Presence in the world history: Besides the beautiful blue clear waters, mesmerizing beaches which is delight to the photographers eye the islands have witnessed the most dreadful of times in history – the Indian Independence Struggle for Freedom. Once known as the Kalapani the word itself used to send down shivers to the prisoners back in the 1900’s. Rules by many of dynasties like the Cholas, Marathas followed by Danish colonial and Britishers until the set up the World Famous Cellular Jail which was where the prisoners were tortured to death as part of the penal colony settlement for the convicts. 

The islands were under control by the Japanese during the World War II During the independence of both India (1947) and Burma (1948), the departing British announced their intention to resettle all Anglo-Indians and Anglo-Burmese on these islands to form their own nation, although this never materialized. It became part of India in 1950 and was declared as a union territory of the nation in 1956.

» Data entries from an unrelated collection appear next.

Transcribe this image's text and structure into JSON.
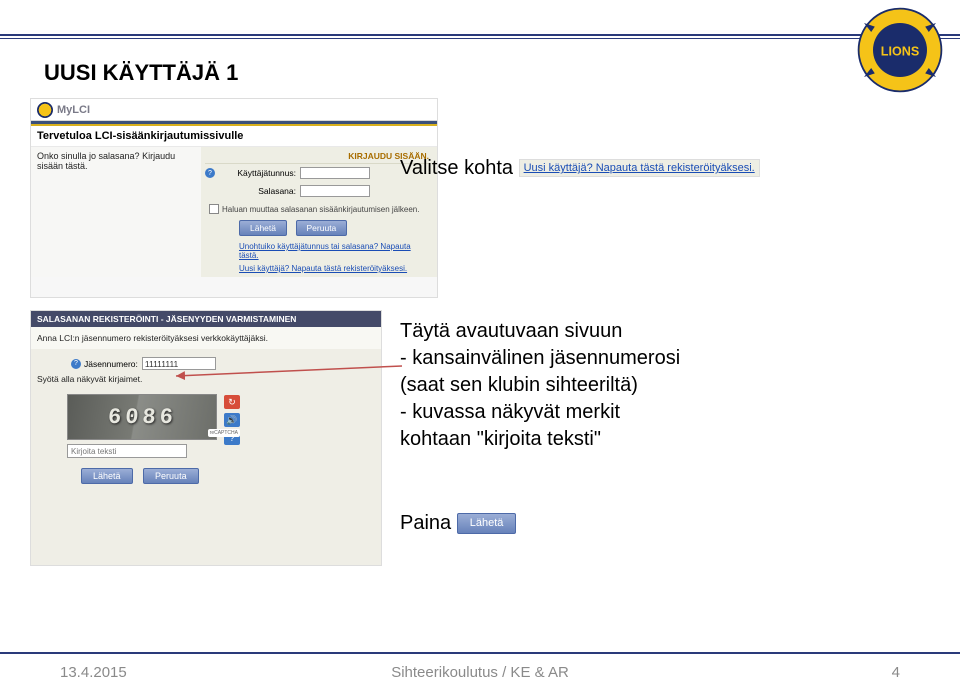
{
  "slide_title": "UUSI KÄYTTÄJÄ 1",
  "mylci": {
    "brand": "MyLCI",
    "welcome": "Tervetuloa LCI-sisäänkirjautumissivulle",
    "left_question": "Onko sinulla jo salasana? Kirjaudu sisään tästä.",
    "panel_title": "KIRJAUDU SISÄÄN.",
    "username_label": "Käyttäjätunnus:",
    "password_label": "Salasana:",
    "checkbox_label": "Haluan muuttaa salasanan sisäänkirjautumisen jälkeen.",
    "submit": "Lähetä",
    "cancel": "Peruuta",
    "forgot_link": "Unohtuiko käyttäjätunnus tai salasana? Napauta tästä.",
    "newuser_link": "Uusi käyttäjä? Napauta tästä rekisteröityäksesi."
  },
  "register": {
    "bar": "SALASANAN REKISTERÖINTI - JÄSENYYDEN VARMISTAMINEN",
    "instr": "Anna LCI:n jäsennumero rekisteröityäksesi verkkokäyttäjäksi.",
    "num_label": "Jäsennumero:",
    "num_value": "11111111",
    "type_letters": "Syötä alla näkyvät kirjaimet.",
    "captcha_text": "6086",
    "recaptcha": "reCAPTCHA",
    "text_placeholder": "Kirjoita teksti",
    "submit": "Lähetä",
    "cancel": "Peruuta"
  },
  "right": {
    "line1_a": "Valitse kohta",
    "link_snip": "Uusi käyttäjä? Napauta tästä rekisteröityäksesi.",
    "block2_l1": "Täytä avautuvaan sivuun",
    "block2_l2": "- kansainvälinen jäsennumerosi",
    "block2_l3": "(saat sen klubin sihteeriltä)",
    "block2_l4": "- kuvassa näkyvät merkit",
    "block2_l5": "kohtaan \"kirjoita teksti\"",
    "paina": "Paina",
    "btn_snip": "Lähetä"
  },
  "footer": {
    "date": "13.4.2015",
    "center": "Sihteerikoulutus / KE & AR",
    "page": "4"
  }
}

The islands have also been witness to one of the most dreaded nature’s fury – the 2004 December TSUNAMI. Just half an hour away from the epicenter of the earthquake in Sumatra, Indonesia the islands were devastated by the 33ft high water walls there by killing almost over 10000 islanders and leaving more than half the population homeless. The worst affected were the Nicobar and Katchal islands along with Indira point(the southern most tip of India). While locals and tourist of the islands suffered the greatest casualties from the tsunami, most of the aboriginal people survived because oral traditions passed down from generations ago warned them to evacuate from large waves that follow large earthquakes.

With all this to its history these islands is one of the most well known tourist destinations for Indian travellers and in the world. The beaches in these islands are one of the worlds best and one among them the Radhanagar beach has been rated as Asia’s best beach and the World’s 8th best beach by the Trip Advisor. The tropical rainforest canopy helps in the growth of some unexplored flora and fauna of the world. The amazing marine life makes even the non swimmers take a deep dive during the scuba to see it from their own eyes.

Radhanagar beach Courtesy – makemytrip

Well well can’t just write everything here cause this blog post alone would be too short to accommodate all the amazing things these amazing islands have to tell you. So all this and more in the next chapter s of the #AtoZChallenge 🙂 

From a recent trip Feb 2017 with my friends who had come down to visit these islands. An awesome one week trip. This is on the beaches of Neil Island

 

 

Today is also a special day as its my brother Sanjay’s birthday!!! Here is my fav pic of the two of us then and now and a message to him

HAPPY BIRTHDAY!!! Growing up as a kid wouldn’t have been a happy memory if it was not you by my side to fight and play. Thank you for always showing me the right path, standing up for me in front of mom and dad and sharing my share of scolding and beatings.For making sure am not hurt by anyone or anything, for keeping your calm and being strong in front of me the entire time when mom passed away so that i don’t cry..for deciding to move back home so that i can continue my career here in Bangalore and many other moments. I have memories with you that would always make me want to be born as your little sister again and again ❤ ❤ ❤
You have been my strength all this while and shall forever be. I know you would do anything in this world to make me happy. I love you. Hope you have the best birthday brother Be the coolest Sanjay that everyone knows you for. To the most handsome man i have known, the one with most warmest heart and the strongest man who always stands up for his loved ones and beyond. I love you and i miss you tons. Loads of hugs and kisses to the most charming brother one can have.

Wishing all the participants the very best! Let the games begin and celebrate the joy of Blogging 🙂 

Live.Love.Laugh and Keep Blogging!!!